Tally the lines in these records that hold the string "fragments", and reply with the number alone.

───── Dataset records ─────

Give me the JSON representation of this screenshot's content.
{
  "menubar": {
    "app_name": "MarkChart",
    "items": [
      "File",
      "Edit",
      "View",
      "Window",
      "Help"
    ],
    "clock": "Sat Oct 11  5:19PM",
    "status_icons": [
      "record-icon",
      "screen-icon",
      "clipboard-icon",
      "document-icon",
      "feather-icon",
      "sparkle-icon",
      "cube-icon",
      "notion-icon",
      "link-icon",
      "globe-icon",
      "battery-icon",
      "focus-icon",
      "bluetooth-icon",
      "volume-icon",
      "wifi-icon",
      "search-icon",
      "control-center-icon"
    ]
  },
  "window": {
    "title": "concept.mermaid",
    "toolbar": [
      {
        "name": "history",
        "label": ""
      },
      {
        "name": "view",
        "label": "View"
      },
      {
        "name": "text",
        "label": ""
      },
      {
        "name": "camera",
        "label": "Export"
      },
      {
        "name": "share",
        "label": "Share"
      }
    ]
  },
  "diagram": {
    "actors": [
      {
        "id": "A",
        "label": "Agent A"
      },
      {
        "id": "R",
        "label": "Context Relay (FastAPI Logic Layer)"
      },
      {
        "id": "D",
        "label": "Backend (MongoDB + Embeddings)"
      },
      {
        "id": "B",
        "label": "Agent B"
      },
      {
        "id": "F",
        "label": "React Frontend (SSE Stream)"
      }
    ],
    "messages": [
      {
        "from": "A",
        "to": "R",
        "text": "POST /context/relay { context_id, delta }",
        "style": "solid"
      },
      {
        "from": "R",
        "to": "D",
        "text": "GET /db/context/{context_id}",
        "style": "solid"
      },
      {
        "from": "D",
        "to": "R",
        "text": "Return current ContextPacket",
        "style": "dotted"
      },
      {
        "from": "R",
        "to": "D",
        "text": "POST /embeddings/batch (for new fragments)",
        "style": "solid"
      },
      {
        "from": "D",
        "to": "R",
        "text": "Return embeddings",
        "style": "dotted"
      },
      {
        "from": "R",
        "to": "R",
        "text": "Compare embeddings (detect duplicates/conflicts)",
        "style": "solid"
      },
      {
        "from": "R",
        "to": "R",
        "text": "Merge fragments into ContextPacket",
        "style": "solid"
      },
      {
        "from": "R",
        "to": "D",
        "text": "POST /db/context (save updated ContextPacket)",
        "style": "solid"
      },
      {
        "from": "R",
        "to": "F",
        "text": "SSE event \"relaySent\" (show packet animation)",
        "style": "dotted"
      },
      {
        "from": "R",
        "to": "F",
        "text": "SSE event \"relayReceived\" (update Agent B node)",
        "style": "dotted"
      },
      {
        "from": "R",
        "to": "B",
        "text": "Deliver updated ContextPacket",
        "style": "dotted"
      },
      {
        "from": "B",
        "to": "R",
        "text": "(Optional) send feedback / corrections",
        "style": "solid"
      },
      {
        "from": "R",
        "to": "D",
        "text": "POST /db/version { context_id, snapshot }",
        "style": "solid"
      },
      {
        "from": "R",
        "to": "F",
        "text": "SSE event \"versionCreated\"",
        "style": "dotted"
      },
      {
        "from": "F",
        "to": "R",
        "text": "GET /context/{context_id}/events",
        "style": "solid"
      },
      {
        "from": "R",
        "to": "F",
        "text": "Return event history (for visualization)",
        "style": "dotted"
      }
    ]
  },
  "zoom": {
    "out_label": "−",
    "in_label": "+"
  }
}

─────

Worked solution: 2